It used to be called the LeBron James Strategy, as well as the Kvin Durant Strategy, but this year we're calling it the Anthony Davis Strategy, since Davis is by far the best daily fantasy basketball-er, which while it comes with its benefits -- like, 53.6 FanDuel points per game -- it also comes with its risks. Davis, who is scoring 10 more FD points per game than LeBron James, costs his owners $11,800 of their daily fantasy salary.
The benefit is, well, yeah, you're getting 53 FD points per game, sometimes more on a given night, but when you put over 1/6th of your salary toward one player you have to find other areas to roster on the cheap.
Usually, you can find a player or two at under $6,000 to help serve you in other areas, but with Davis rostered you're looking at trying to find two, sometimes three players under the $5,000 price tag. That's pretty risky, but it can be done.
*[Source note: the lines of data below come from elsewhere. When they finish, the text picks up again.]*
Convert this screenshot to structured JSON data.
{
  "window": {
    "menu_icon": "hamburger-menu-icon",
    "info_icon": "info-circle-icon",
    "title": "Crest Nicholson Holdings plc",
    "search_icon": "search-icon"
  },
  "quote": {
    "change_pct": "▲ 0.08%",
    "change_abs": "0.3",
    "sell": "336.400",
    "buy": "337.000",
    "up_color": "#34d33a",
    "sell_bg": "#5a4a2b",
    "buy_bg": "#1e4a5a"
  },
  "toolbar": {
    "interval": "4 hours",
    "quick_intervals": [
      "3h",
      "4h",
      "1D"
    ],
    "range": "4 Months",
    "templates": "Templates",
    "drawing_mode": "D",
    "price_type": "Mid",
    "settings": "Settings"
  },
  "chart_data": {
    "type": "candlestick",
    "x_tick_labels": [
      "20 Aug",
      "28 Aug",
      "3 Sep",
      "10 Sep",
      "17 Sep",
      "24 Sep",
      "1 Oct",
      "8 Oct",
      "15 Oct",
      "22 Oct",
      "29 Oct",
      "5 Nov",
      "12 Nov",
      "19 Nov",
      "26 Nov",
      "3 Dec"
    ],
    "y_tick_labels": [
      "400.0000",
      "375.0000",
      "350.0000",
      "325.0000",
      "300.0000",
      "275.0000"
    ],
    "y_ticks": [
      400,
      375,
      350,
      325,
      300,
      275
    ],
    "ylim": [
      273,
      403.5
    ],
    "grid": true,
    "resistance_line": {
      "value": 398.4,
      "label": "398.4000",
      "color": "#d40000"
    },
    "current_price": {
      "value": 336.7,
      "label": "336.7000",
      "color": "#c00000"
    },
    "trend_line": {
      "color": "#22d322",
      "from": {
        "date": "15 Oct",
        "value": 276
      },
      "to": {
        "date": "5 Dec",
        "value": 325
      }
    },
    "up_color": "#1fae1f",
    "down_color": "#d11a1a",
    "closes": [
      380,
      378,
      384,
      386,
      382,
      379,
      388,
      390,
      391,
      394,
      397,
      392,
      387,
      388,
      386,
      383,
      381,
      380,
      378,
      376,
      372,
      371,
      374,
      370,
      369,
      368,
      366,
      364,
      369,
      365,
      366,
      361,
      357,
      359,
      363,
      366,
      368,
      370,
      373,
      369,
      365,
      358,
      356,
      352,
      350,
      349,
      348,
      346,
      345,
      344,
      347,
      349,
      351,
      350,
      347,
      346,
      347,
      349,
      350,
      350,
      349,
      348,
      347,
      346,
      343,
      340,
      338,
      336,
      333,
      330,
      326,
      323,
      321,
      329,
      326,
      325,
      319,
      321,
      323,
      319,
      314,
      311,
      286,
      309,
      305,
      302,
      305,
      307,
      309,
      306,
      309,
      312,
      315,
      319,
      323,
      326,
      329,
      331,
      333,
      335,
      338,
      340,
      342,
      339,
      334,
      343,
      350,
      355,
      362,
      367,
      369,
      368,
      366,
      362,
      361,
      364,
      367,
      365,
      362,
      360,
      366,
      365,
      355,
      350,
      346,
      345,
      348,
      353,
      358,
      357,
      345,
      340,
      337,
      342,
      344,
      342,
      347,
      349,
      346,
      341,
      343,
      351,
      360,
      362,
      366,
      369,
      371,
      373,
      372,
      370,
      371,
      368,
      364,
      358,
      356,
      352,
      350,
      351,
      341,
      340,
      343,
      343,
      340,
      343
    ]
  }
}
The key is to hit on players on the upswing, before Fan Duel adjusts the price to make them un-roster-able in the Anthony Davis Strategy. Think of guys like Solomon Hill who was an opportunity add and who cost, at one point, $4,100. Now, Hill has done enough to warrant a price tag that pushes him toward an average salary, which isn't helpful.
Injury adds are always the way to go. I talk about a few in our Bargains section below, but when a player goes down -- like, Ricky Rubio -- someone off the bench whose production hasn't made him roster-able -- like, Mo Williams -- steps in and picks up the newfound minutes. Of course that doesn't mean a player will suddenly turn into a daily fantasy hoops stud, but in this game opportunity is a big boon.
If you are going to roster Anthony Davis, which, yeah, you should, you have to find bargains. Deep bargains. It's doable, but it takes research, foresight, and a whole lot of luck.
Boris Diaw, $4,800, PF: With Tiago Splitter out, Diaw continues to see more minutes for the Spurs. He put up 42.7 FD points against the Cavaliers on Wednesday, which is not a normal output for him, but for the price, he has been giving you 21.4 FD points per game.
Mo Williams, $5,500, PG: With Ricky Rubio out, the Timberwolves turned to rookie Zach LaVine at the point, as opposed to Williams. Well, LaVein struggled and, over the last two games, Williams has looked great. He put up 35.1 and 24.2 FD points, respectively, and is now officially back in the starting lineup.
Giannis Antetokounmpo, $5,500, SG: Don't look now, but here comes Alphabet! He put up 42.4 FD points in the Bucks triple overtime win over the Nets on Wednesday, and has scored 29-plus FD points in three of his last five games. He's starting, playing minutes and starting to really figure out how to play the game. At this point, he's closing in on must-start territory.
Nick Young, $5,300, SG: The Lakers finally got Nick Young back this week, and "Swaggy P" has already had a nice impact, helping to carry some of the scoring load for Kobe Bryant. In his first two games back he's averaged 25 FD points, and while he doesn't do much besides score points, at this price he has some nice upside value.
Gorgui Dieng, $5,500, C: Dieng is coming off a big game against the Knicks, where he dropped 32.4 FD points. He's been filling in for Nikola Pekovic, who is likely out for at least another week, and with Thaddeus Young also out, the Timberwolves have been in dire need of a big to step up. Dieng has done a nice job and should continue to provide nice value while Pekovic is out.
Kevin Love, $8,500, PF: He's already said that he's "lost" in the offense, and while he's putting up good numbers -- 33.8 FD points per game -- he hasn't had that "breakout-type" of game yet and has been, well, for the price, a daily league bust at this point. I have no doubt he'll get it figured out, but right now I wouldn't bank on Love for $8,500.